Radios are a Vital Tool for Air Travel. At London Heathrow airport, for example, three hundred companies employ some 80,000 people every day, whilst 65 million people leave from, arrive at, or pass through the airport. In the face of such staggering humanity, fast, efficient communication becomes paramount.
Medical personnel need to be notified quickly in case of an accident. Security guards must be able to respond and react to any potential threat as swiftly as possible. Other, daily issues such as reuniting lost children with their parents, locating missing luggage and the inspection of imported goods, must also be dealt with in a clear and professional manner.
Without a reliable network of two-way radios, the entire daily operation of any airport would be next to impossible.
Today, most modern airports have switched from having individual radio networks specific to each company, to the employment of more integrated solutions. In 2000, the engineering firm Arup was employed by BAA to make these changes possible at Heathrow, specifically in Terminal 5. According to the firm’s official website,
“Previously at Heathrow, individual mobile operators had installed their own infrastructure, resulting in duplication and proliferation of infrastructure across the airport, standards of installation that varied, unreliable records, and unsightly clutter to the terminal landscape”.
Eventually, the site continues,
The changes at Terminal 5 proved to be a success. These days, most airports follow this model of radio communication. The benefits are enormous. Airports are running smoother than ever thanks to improved cross communication between individuals and departments (everything from catering, flight and cabin crew to cleaning staff, border controls and freight handling).
Two-way radios are superior to mobile phones for these tasks because they are instant. Also, there are very few lapses in signal and they are sturdy enough for use in almost any environment.
Think of your mobile: if you came upon an accident right now and you wanted to call somebody and report it, you would be dependent on a multitude of factors, wouldn’t you? Do you have signal? Do you have credit? Will they even pick up the phone at their end? However, a two-way radio eliminates most of these problems. The operator simply presses the button to talk and awaits the reply. Easy.
Two-way radios cover a large area, can be used on secure channels and are cost effective solutions to communications challenges presented by organizations such as Heathrow.
The benefits of a two-way radio system have been well known for a long time, it is a system used by police, the armed forces, building contractors, security firms and, of course, cab drivers, the world over. Plus, the technology isn’t upgraded too often, so there’s not much risk of your purchase becoming obsolete by the time you put down your deposit.

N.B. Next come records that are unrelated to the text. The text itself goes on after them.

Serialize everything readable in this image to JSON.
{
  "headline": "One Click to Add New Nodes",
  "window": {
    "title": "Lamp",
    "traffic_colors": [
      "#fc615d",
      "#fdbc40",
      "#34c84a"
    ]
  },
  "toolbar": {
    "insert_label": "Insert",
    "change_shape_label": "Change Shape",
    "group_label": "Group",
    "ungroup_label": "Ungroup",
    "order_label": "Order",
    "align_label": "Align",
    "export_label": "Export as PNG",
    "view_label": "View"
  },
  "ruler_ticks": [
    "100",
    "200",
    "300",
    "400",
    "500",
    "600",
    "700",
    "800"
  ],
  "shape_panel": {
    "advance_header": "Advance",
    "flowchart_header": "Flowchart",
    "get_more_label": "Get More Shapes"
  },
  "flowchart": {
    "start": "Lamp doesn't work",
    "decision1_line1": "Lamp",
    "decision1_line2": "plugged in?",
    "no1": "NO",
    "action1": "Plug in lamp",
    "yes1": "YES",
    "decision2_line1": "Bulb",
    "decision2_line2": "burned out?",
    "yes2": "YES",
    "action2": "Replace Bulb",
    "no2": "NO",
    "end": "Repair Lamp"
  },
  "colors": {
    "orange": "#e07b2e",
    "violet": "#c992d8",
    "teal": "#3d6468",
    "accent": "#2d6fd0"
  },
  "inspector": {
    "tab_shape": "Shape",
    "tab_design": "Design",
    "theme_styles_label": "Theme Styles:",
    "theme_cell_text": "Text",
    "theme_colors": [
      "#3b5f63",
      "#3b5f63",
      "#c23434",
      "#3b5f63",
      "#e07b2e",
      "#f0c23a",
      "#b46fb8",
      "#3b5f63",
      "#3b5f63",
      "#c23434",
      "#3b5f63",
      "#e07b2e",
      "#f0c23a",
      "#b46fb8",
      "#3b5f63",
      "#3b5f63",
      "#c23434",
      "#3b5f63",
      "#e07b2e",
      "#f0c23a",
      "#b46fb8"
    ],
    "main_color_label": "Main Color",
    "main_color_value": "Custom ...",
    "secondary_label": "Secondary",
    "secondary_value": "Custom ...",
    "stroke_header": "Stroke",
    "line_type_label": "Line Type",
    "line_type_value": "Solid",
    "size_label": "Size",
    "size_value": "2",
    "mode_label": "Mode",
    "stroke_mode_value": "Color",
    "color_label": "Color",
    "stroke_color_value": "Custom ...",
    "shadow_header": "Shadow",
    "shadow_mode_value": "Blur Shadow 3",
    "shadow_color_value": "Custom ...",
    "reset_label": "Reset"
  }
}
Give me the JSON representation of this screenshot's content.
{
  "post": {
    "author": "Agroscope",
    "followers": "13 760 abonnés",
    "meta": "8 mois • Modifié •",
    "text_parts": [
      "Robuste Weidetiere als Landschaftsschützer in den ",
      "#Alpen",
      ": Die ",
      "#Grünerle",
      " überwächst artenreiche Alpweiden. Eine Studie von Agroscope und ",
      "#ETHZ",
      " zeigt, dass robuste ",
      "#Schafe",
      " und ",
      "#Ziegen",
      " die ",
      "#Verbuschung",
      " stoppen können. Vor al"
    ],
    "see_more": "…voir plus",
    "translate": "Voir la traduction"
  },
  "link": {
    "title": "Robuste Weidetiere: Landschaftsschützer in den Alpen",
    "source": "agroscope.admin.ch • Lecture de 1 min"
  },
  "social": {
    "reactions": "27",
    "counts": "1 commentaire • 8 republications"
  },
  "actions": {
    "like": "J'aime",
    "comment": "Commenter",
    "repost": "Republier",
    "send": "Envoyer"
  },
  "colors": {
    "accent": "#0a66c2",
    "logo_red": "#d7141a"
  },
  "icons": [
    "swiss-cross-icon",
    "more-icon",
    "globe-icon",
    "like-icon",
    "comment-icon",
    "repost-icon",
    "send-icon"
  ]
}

In a very real sense, airports would struggle to complete one outgoing flight a day without two-way radio technology.
On The Air, In The Air Radios and Air Travel, an inseparable Mix